TASK DESCRIPTION |
The expected result is every entry, retyped character for character.

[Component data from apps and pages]

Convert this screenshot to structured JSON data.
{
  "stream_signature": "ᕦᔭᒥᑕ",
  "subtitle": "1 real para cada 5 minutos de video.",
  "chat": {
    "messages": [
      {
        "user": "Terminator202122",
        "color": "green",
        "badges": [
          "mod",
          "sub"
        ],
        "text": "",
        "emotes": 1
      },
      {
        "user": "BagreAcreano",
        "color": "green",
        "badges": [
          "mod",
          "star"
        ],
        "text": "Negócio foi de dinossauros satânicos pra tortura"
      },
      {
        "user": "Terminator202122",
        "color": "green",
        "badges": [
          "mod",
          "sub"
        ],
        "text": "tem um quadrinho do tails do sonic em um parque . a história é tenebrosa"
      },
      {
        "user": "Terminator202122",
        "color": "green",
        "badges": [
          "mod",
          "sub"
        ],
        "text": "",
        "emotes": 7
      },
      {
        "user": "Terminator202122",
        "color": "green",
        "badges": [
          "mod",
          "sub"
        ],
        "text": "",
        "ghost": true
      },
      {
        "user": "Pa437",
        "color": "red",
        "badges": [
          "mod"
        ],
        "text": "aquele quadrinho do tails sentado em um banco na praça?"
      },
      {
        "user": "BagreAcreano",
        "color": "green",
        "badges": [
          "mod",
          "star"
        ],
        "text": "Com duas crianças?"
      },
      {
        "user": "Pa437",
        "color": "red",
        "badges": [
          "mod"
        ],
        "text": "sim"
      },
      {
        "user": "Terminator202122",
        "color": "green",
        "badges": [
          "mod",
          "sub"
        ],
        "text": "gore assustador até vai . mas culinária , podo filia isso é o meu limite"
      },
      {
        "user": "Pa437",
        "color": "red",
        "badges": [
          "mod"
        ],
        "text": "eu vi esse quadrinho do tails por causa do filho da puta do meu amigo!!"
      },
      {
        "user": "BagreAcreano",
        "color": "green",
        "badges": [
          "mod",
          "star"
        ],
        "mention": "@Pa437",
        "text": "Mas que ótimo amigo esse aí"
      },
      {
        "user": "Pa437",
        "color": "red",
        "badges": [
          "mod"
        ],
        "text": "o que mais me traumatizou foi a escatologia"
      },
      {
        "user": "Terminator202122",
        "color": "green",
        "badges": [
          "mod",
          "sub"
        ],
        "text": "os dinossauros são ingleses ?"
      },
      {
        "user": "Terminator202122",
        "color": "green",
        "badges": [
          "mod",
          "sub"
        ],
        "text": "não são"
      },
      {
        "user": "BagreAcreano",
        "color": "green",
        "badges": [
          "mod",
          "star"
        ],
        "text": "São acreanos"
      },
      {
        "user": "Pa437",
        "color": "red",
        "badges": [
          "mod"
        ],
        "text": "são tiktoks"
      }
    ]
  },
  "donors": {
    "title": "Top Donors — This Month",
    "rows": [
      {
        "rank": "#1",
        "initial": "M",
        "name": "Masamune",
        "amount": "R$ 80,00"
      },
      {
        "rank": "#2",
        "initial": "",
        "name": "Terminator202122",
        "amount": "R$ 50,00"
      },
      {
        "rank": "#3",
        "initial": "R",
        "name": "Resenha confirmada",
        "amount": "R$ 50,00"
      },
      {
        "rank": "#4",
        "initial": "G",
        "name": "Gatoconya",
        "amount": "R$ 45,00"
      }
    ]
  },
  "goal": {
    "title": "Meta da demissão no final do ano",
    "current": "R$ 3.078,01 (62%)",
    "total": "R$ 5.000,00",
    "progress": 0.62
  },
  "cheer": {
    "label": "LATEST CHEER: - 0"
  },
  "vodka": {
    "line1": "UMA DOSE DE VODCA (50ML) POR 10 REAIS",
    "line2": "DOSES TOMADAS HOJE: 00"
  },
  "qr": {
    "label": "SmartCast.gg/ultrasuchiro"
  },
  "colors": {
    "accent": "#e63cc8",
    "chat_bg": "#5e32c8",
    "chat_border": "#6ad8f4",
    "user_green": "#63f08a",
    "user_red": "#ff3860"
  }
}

RESPONSE AREA |
Convert this screenshot to structured JSON data.
{
  "stream_signature": "ᕦᔭᒥᑕ",
  "subtitle": "1 real para cada 5 minutos de video.",
  "chat": {
    "messages": [
      {
        "user": "Terminator202122",
        "color": "green",
        "badges": [
          "mod",
          "sub"
        ],
        "text": "",
        "emotes": 1
      },
      {
        "user": "BagreAcreano",
        "color": "green",
        "badges": [
          "mod",
          "star"
        ],
        "text": "Negócio foi de dinossauros satânicos pra tortura"
      },
      {
        "user": "Terminator202122",
        "color": "green",
        "badges": [
          "mod",
          "sub"
        ],
        "text": "tem um quadrinho do tails do sonic em um parque . a história é tenebrosa"
      },
      {
        "user": "Terminator202122",
        "color": "green",
        "badges": [
          "mod",
          "sub"
        ],
        "text": "",
        "emotes": 7
      },
      {
        "user": "Terminator202122",
        "color": "green",
        "badges": [
          "mod",
          "sub"
        ],
        "text": "",
        "ghost": true
      },
      {
        "user": "Pa437",
        "color": "red",
        "badges": [
          "mod"
        ],
        "text": "aquele quadrinho do tails sentado em um banco na praça?"
      },
      {
        "user": "BagreAcreano",
        "color": "green",
        "badges": [
          "mod",
          "star"
        ],
        "text": "Com duas crianças?"
      },
      {
        "user": "Pa437",
        "color": "red",
        "badges": [
          "mod"
        ],
        "text": "sim"
      },
      {
        "user": "Terminator202122",
        "color": "green",
        "badges": [
          "mod",
          "sub"
        ],
        "text": "gore assustador até vai . mas culinária , podo filia isso é o meu limite"
      },
      {
        "user": "Pa437",
        "color": "red",
        "badges": [
          "mod"
        ],
        "text": "eu vi esse quadrinho do tails por causa do filho da puta do meu amigo!!"
      },
      {
        "user": "BagreAcreano",
        "color": "green",
        "badges": [
          "mod",
          "star"
        ],
        "mention": "@Pa437",
        "text": "Mas que ótimo amigo esse aí"
      },
      {
        "user": "Pa437",
        "color": "red",
        "badges": [
          "mod"
        ],
        "text": "o que mais me traumatizou foi a escatologia"
      },
      {
        "user": "Terminator202122",
        "color": "green",
        "badges": [
          "mod",
          "sub"
        ],
        "text": "os dinossauros são ingleses ?"
      },
      {
        "user": "Terminator202122",
        "color": "green",
        "badges": [
          "mod",
          "sub"
        ],
        "text": "não são"
      },
      {
        "user": "BagreAcreano",
        "color": "green",
        "badges": [
          "mod",
          "star"
        ],
        "text": "São acreanos"
      },
      {
        "user": "Pa437",
        "color": "red",
        "badges": [
          "mod"
        ],
        "text": "são tiktoks"
      }
    ]
  },
  "donors": {
    "title": "Top Donors — This Month",
    "rows": [
      {
        "rank": "#1",
        "initial": "M",
        "name": "Masamune",
        "amount": "R$ 80,00"
      },
      {
        "rank": "#2",
        "initial": "",
        "name": "Terminator202122",
        "amount": "R$ 50,00"
      },
      {
        "rank": "#3",
        "initial": "R",
        "name": "Resenha confirmada",
        "amount": "R$ 50,00"
      },
      {
        "rank": "#4",
        "initial": "G",
        "name": "Gatoconya",
        "amount": "R$ 45,00"
      }
    ]
  },
  "goal": {
    "title": "Meta da demissão no final do ano",
    "current": "R$ 3.078,01 (62%)",
    "total": "R$ 5.000,00",
    "progress": 0.62
  },
  "cheer": {
    "label": "LATEST CHEER: - 0"
  },
  "vodka": {
    "line1": "UMA DOSE DE VODCA (50ML) POR 10 REAIS",
    "line2": "DOSES TOMADAS HOJE: 00"
  },
  "qr": {
    "label": "SmartCast.gg/ultrasuchiro"
  },
  "colors": {
    "accent": "#e63cc8",
    "chat_bg": "#5e32c8",
    "chat_border": "#6ad8f4",
    "user_green": "#63f08a",
    "user_red": "#ff3860"
  }
}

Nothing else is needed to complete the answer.